** Opening RECORDS SUPPLIED block **

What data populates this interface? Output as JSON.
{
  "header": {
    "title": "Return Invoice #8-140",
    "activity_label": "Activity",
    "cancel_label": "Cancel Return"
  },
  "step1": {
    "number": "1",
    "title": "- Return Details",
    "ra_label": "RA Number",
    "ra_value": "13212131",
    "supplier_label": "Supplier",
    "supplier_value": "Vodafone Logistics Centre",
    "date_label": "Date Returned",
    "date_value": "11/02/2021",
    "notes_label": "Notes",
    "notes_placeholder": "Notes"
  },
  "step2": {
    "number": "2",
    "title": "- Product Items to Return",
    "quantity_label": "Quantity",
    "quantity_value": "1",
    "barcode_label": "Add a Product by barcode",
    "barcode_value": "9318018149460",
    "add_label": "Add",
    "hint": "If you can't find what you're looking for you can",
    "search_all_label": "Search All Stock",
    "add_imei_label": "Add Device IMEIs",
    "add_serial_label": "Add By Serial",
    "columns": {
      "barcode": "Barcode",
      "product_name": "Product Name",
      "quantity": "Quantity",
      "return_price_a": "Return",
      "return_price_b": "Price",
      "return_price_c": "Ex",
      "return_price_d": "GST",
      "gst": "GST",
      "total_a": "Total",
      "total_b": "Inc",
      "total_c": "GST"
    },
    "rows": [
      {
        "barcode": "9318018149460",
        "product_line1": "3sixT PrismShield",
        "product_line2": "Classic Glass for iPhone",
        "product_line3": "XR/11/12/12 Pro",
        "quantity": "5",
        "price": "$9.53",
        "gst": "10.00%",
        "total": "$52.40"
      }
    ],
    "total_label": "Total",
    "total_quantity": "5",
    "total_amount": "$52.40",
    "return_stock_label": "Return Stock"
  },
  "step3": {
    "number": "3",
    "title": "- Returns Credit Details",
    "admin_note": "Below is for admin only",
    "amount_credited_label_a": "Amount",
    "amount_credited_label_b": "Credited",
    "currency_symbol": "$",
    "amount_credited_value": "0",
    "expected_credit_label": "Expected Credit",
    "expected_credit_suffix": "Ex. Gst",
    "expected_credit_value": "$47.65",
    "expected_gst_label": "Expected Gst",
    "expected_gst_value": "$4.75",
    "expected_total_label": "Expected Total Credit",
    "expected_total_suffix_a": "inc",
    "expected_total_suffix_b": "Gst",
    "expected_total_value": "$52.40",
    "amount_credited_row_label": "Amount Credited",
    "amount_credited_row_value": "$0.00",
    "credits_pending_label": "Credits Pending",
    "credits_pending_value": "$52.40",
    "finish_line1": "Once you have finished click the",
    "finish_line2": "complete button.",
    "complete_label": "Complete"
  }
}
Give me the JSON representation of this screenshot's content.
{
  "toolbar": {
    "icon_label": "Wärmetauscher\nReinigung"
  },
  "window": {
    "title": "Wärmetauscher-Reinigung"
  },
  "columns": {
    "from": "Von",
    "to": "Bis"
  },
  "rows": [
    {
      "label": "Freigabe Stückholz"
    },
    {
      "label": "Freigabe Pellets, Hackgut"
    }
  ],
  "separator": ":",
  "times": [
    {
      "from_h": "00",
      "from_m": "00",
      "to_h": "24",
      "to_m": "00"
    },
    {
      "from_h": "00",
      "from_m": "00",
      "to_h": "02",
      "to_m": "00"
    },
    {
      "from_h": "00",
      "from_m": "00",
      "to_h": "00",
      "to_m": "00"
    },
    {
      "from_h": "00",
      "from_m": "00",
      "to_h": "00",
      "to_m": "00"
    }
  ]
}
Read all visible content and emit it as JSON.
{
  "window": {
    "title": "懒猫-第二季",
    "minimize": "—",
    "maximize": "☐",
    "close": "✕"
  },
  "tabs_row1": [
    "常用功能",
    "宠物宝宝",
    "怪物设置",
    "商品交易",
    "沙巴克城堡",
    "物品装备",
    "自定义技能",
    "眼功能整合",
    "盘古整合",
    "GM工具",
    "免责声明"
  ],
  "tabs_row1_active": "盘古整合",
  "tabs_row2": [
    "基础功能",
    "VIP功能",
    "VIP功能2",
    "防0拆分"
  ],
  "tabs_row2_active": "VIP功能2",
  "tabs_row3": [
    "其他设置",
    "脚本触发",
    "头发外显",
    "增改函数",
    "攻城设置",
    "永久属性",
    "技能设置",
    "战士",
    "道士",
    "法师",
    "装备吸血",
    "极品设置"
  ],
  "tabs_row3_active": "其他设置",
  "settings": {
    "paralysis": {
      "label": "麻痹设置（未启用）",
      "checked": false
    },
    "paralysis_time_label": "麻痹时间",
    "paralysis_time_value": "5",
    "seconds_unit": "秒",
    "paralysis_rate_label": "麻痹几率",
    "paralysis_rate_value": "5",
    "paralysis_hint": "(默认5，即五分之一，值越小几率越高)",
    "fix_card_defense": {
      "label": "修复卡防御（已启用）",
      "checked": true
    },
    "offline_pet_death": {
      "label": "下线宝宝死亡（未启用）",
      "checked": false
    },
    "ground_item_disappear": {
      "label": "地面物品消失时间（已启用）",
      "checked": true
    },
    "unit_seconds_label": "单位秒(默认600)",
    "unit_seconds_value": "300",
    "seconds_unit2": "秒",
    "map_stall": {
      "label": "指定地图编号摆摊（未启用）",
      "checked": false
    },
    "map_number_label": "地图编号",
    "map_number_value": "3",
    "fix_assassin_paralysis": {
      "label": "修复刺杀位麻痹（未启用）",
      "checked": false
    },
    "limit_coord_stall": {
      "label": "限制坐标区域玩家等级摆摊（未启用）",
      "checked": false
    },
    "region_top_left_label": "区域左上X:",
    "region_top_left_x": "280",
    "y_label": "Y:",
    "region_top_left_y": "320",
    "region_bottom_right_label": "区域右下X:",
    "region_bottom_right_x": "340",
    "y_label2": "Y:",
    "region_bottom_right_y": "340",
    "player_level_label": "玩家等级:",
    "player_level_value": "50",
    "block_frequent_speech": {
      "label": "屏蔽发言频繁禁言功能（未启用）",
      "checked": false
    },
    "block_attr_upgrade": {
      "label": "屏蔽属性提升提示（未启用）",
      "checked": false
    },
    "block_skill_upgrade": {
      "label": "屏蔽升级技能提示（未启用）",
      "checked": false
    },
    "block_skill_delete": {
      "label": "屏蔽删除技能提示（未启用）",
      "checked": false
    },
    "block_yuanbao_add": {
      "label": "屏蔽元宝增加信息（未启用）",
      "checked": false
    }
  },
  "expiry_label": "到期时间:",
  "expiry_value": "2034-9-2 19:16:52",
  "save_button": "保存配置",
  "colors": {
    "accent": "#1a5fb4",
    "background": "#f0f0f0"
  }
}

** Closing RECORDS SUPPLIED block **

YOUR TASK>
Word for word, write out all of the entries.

WRITTEN RESPONSE>
What data populates this interface? Output as JSON.
{
  "header": {
    "title": "Return Invoice #8-140",
    "activity_label": "Activity",
    "cancel_label": "Cancel Return"
  },
  "step1": {
    "number": "1",
    "title": "- Return Details",
    "ra_label": "RA Number",
    "ra_value": "13212131",
    "supplier_label": "Supplier",
    "supplier_value": "Vodafone Logistics Centre",
    "date_label": "Date Returned",
    "date_value": "11/02/2021",
    "notes_label": "Notes",
    "notes_placeholder": "Notes"
  },
  "step2": {
    "number": "2",
    "title": "- Product Items to Return",
    "quantity_label": "Quantity",
    "quantity_value": "1",
    "barcode_label": "Add a Product by barcode",
    "barcode_value": "9318018149460",
    "add_label": "Add",
    "hint": "If you can't find what you're looking for you can",
    "search_all_label": "Search All Stock",
    "add_imei_label": "Add Device IMEIs",
    "add_serial_label": "Add By Serial",
    "columns": {
      "barcode": "Barcode",
      "product_name": "Product Name",
      "quantity": "Quantity",
      "return_price_a": "Return",
      "return_price_b": "Price",
      "return_price_c": "Ex",
      "return_price_d": "GST",
      "gst": "GST",
      "total_a": "Total",
      "total_b": "Inc",
      "total_c": "GST"
    },
    "rows": [
      {
        "barcode": "9318018149460",
        "product_line1": "3sixT PrismShield",
        "product_line2": "Classic Glass for iPhone",
        "product_line3": "XR/11/12/12 Pro",
        "quantity": "5",
        "price": "$9.53",
        "gst": "10.00%",
        "total": "$52.40"
      }
    ],
    "total_label": "Total",
    "total_quantity": "5",
    "total_amount": "$52.40",
    "return_stock_label": "Return Stock"
  },
  "step3": {
    "number": "3",
    "title": "- Returns Credit Details",
    "admin_note": "Below is for admin only",
    "amount_credited_label_a": "Amount",
    "amount_credited_label_b": "Credited",
    "currency_symbol": "$",
    "amount_credited_value": "0",
    "expected_credit_label": "Expected Credit",
    "expected_credit_suffix": "Ex. Gst",
    "expected_credit_value": "$47.65",
    "expected_gst_label": "Expected Gst",
    "expected_gst_value": "$4.75",
    "expected_total_label": "Expected Total Credit",
    "expected_total_suffix_a": "inc",
    "expected_total_suffix_b": "Gst",
    "expected_total_value": "$52.40",
    "amount_credited_row_label": "Amount Credited",
    "amount_credited_row_value": "$0.00",
    "credits_pending_label": "Credits Pending",
    "credits_pending_value": "$52.40",
    "finish_line1": "Once you have finished click the",
    "finish_line2": "complete button.",
    "complete_label": "Complete"
  }
}
Give me the JSON representation of this screenshot's content.
{
  "toolbar": {
    "icon_label": "Wärmetauscher\nReinigung"
  },
  "window": {
    "title": "Wärmetauscher-Reinigung"
  },
  "columns": {
    "from": "Von",
    "to": "Bis"
  },
  "rows": [
    {
      "label": "Freigabe Stückholz"
    },
    {
      "label": "Freigabe Pellets, Hackgut"
    }
  ],
  "separator": ":",
  "times": [
    {
      "from_h": "00",
      "from_m": "00",
      "to_h": "24",
      "to_m": "00"
    },
    {
      "from_h": "00",
      "from_m": "00",
      "to_h": "02",
      "to_m": "00"
    },
    {
      "from_h": "00",
      "from_m": "00",
      "to_h": "00",
      "to_m": "00"
    },
    {
      "from_h": "00",
      "from_m": "00",
      "to_h": "00",
      "to_m": "00"
    }
  ]
}
Read all visible content and emit it as JSON.
{
  "window": {
    "title": "懒猫-第二季",
    "minimize": "—",
    "maximize": "☐",
    "close": "✕"
  },
  "tabs_row1": [
    "常用功能",
    "宠物宝宝",
    "怪物设置",
    "商品交易",
    "沙巴克城堡",
    "物品装备",
    "自定义技能",
    "眼功能整合",
    "盘古整合",
    "GM工具",
    "免责声明"
  ],
  "tabs_row1_active": "盘古整合",
  "tabs_row2": [
    "基础功能",
    "VIP功能",
    "VIP功能2",
    "防0拆分"
  ],
  "tabs_row2_active": "VIP功能2",
  "tabs_row3": [
    "其他设置",
    "脚本触发",
    "头发外显",
    "增改函数",
    "攻城设置",
    "永久属性",
    "技能设置",
    "战士",
    "道士",
    "法师",
    "装备吸血",
    "极品设置"
  ],
  "tabs_row3_active": "其他设置",
  "settings": {
    "paralysis": {
      "label": "麻痹设置（未启用）",
      "checked": false
    },
    "paralysis_time_label": "麻痹时间",
    "paralysis_time_value": "5",
    "seconds_unit": "秒",
    "paralysis_rate_label": "麻痹几率",
    "paralysis_rate_value": "5",
    "paralysis_hint": "(默认5，即五分之一，值越小几率越高)",
    "fix_card_defense": {
      "label": "修复卡防御（已启用）",
      "checked": true
    },
    "offline_pet_death": {
      "label": "下线宝宝死亡（未启用）",
      "checked": false
    },
    "ground_item_disappear": {
      "label": "地面物品消失时间（已启用）",
      "checked": true
    },
    "unit_seconds_label": "单位秒(默认600)",
    "unit_seconds_value": "300",
    "seconds_unit2": "秒",
    "map_stall": {
      "label": "指定地图编号摆摊（未启用）",
      "checked": false
    },
    "map_number_label": "地图编号",
    "map_number_value": "3",
    "fix_assassin_paralysis": {
      "label": "修复刺杀位麻痹（未启用）",
      "checked": false
    },
    "limit_coord_stall": {
      "label": "限制坐标区域玩家等级摆摊（未启用）",
      "checked": false
    },
    "region_top_left_label": "区域左上X:",
    "region_top_left_x": "280",
    "y_label": "Y:",
    "region_top_left_y": "320",
    "region_bottom_right_label": "区域右下X:",
    "region_bottom_right_x": "340",
    "y_label2": "Y:",
    "region_bottom_right_y": "340",
    "player_level_label": "玩家等级:",
    "player_level_value": "50",
    "block_frequent_speech": {
      "label": "屏蔽发言频繁禁言功能（未启用）",
      "checked": false
    },
    "block_attr_upgrade": {
      "label": "屏蔽属性提升提示（未启用）",
      "checked": false
    },
    "block_skill_upgrade": {
      "label": "屏蔽升级技能提示（未启用）",
      "checked": false
    },
    "block_skill_delete": {
      "label": "屏蔽删除技能提示（未启用）",
      "checked": false
    },
    "block_yuanbao_add": {
      "label": "屏蔽元宝增加信息（未启用）",
      "checked": false
    }
  },
  "expiry_label": "到期时间:",
  "expiry_value": "2034-9-2 19:16:52",
  "save_button": "保存配置",
  "colors": {
    "accent": "#1a5fb4",
    "background": "#f0f0f0"
  }
}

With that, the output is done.